In Medtronic Inc. v. Troy R. Norred, the PTAB warned that “speaking objections” interposed by Patent Owner’s counsel during deposition of Patent Owner’s expert were improper under the Office Patent Trial Practice Guide, and that further violations of the Practice Guide could warrant sanctions, including exclusion of the primary declaration testimony from the witness being deposed. IPR2014-00111, Paper 23 (Oct. 8, 2014).
During the deposition, the Petitioner initiated a conference call to the administrative judges to obtain guidance regarding the form of counsel’s objections. The objection began, “Objection, misleading . . .” and went on to explain at some length that the question was misleading because it asked for a conclusion from the witness based on only a portion of a patent that Patent Owner contended was “taken out of context.”
The PTAB agreed with Petitioner that the objection was improper under the Practice Guide and instructed that counsel cease such objections. The Practice Guide strictly prohibits “unnecessary objections, ‘speaking’ objections, and coaching of witnesses in proceedings before the Board.” The Practice Guide specifies that an “objection must be stated concisely in a non-argumentative and non-suggestive manner” and “should be limited to a single word or term,” and that “Counsel must not make objections or statements that suggest an answer to a witness.”

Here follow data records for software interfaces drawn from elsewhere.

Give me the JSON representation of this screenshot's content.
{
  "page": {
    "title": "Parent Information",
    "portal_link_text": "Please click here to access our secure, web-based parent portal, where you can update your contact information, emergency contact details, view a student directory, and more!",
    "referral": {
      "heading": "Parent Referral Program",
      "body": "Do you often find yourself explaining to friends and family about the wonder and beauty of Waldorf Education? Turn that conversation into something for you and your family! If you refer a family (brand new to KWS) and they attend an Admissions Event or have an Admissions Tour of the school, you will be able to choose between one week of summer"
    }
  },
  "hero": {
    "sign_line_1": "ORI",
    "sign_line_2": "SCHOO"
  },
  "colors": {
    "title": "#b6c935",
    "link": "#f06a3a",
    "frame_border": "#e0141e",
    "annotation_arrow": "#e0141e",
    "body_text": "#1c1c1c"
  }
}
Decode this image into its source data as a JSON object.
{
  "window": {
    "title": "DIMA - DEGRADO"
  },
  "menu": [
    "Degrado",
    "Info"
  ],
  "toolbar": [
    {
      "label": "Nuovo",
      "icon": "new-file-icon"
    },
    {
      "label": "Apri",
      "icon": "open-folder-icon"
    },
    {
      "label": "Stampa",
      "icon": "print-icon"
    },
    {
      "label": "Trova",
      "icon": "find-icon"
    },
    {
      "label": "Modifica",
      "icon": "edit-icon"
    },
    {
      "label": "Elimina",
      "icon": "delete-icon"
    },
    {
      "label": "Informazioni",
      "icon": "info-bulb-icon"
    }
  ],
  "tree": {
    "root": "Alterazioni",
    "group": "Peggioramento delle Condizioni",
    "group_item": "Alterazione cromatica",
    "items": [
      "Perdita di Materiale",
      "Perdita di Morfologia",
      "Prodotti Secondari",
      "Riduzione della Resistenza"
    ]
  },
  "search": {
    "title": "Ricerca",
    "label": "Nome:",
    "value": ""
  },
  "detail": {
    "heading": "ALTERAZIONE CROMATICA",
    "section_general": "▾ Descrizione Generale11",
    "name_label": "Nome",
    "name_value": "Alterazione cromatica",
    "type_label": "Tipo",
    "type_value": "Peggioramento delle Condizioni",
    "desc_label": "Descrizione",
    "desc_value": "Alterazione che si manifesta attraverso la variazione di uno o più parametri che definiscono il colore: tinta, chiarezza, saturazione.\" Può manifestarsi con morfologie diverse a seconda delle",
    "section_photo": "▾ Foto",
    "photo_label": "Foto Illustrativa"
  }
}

As this decision shows, the PTAB takes seriously adherence to the Practice Guide during IPR proceedings. Tactics that may be acceptable in district court litigation may not be appropriate in IPR proceedings, and their use in IPR proceedings could result in serious consequences.